Regarding the BPP, let’s just get this out of the way: the word “portal” needs to be retired.
Lycos was a portal. You got to it using your Gateway tower and a dial-up modem.
I imagine the expectation among skeptics was that the BPP product strategy would have a similarly dated quality. Some legacy tech vendor would be tapped to throw up a crappy website, then we’d all listen to the crickets chirp.
That’s not what happened.
BPP announced last week that it will be partnering with Homesnap [disclosure: 1000watt has been involved with the BPP project since last year]. Homesnap got tons of publicity three years ago for the nifty photo feature in its mobile app, which allows you to get information on any property just by taking a picture of it. But the most interesting thing about Homesnap is this:

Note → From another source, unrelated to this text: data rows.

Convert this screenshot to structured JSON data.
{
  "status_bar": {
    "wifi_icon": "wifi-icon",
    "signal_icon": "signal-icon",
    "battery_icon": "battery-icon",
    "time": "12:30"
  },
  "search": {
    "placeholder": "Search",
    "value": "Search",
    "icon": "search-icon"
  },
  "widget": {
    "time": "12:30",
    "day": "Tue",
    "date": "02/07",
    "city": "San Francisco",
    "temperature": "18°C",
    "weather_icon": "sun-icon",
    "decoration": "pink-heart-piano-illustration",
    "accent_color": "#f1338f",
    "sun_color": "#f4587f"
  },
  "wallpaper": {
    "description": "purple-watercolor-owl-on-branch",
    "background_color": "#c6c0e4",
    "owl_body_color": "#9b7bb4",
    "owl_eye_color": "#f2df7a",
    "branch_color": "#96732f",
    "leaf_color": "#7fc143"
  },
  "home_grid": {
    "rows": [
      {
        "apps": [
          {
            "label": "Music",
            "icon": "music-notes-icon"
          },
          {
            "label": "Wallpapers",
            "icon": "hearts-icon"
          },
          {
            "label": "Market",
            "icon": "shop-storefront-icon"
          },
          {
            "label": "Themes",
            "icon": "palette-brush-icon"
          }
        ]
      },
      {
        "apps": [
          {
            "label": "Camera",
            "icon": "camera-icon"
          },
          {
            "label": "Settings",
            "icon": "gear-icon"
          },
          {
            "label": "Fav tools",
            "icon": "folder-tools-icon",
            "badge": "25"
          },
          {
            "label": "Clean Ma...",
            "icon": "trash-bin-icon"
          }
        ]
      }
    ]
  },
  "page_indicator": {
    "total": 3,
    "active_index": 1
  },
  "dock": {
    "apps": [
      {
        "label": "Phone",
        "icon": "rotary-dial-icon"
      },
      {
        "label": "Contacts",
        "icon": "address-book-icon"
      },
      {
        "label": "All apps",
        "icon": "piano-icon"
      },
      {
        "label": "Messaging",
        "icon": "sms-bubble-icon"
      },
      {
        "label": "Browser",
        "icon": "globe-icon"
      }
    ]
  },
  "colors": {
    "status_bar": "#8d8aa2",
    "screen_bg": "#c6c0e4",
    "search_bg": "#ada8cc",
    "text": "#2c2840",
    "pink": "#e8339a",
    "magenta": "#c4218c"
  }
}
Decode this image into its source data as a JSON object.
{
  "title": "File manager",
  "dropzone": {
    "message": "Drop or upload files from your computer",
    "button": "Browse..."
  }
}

It’s really good mobile software agents and consumers can use together.
With Homesnap, an agent can invite clients to search with them. They can set up alerts for prospects and former clients who are now owners, but still want to track the market. If the agent’s MLS goes all-in with the Homesnap Pro option as part of their participation in BPP, they will be able to message clients (and other agents) directly in the app, generate reports, and research transaction histories.
This is important. It presents an opportunity for an “inside-out” growth strategy. BPP isn’t going to hire a thousand people and spend $100 million on advertising. But it will get into the hands of hundreds of thousands of agents who will, in turn, provision it to buyers, sellers, renters and owners. And agents, not media companies – not even mighty Zillow – are the primary drivers of consumer engagement with the world of real estate.
I am sure BPP will generate plenty of free leads, but remember that about 80% of agents’ business comes from other places – from referrals, farming, personal sphere marketing and the like. BPP, in choosing Homesnap, has an opportunity to play in that big slice of the pie while the other online players fight over who can spit out the most internet leads.
Don’t cue the crickets just yet.
These two things happened this week:
- Wells Fargo announced a 3% down mortgage product.
- A startup that gives people airline miles for buying homes launched.
Umm… let the good times roll?
Realtor.com released a major update to its mobile app. It’s fantastic. Fast, clean, simple – a great leap forward.
Thing is, I think we’ve reached “peak real estate search app”. In other words, all the consumer home search apps with significant usage are now at parity. They’re all really good and more or less the same.
I don’t think it lies in the continued pursuit of a “lifestyle search” algorithm – a solution in search of a problem, in my opinion. I suspect what’s next will have to do less with the information delivered and more with how, when and where it’s delivered.
Joel and I were in Las Vegas last week for the Sotheby’s International Realty global networking event. Great show.
The metrics on that site since the launch are astounding – traffic, engagement and leads are through the roof as a result of the brand’s intense focus on top-quality content. They invested in content that enabled targeted, powerful partnerships. They mandated standards around listing photos, video and copy. They leveraged the big bowl of eye candy sitting in their lap.
“Content marketing” isn’t memes and listicles. It’s this.
I was halfway through this piece in Wired about Google’s research into making app notifications more useful when this quote hit me like a ton of bricks:
“Notifications from other people make you feel your existence is important.”
Ouch. This one hit home for me.
I think I’ll shut down my iPhone this weekend and look around.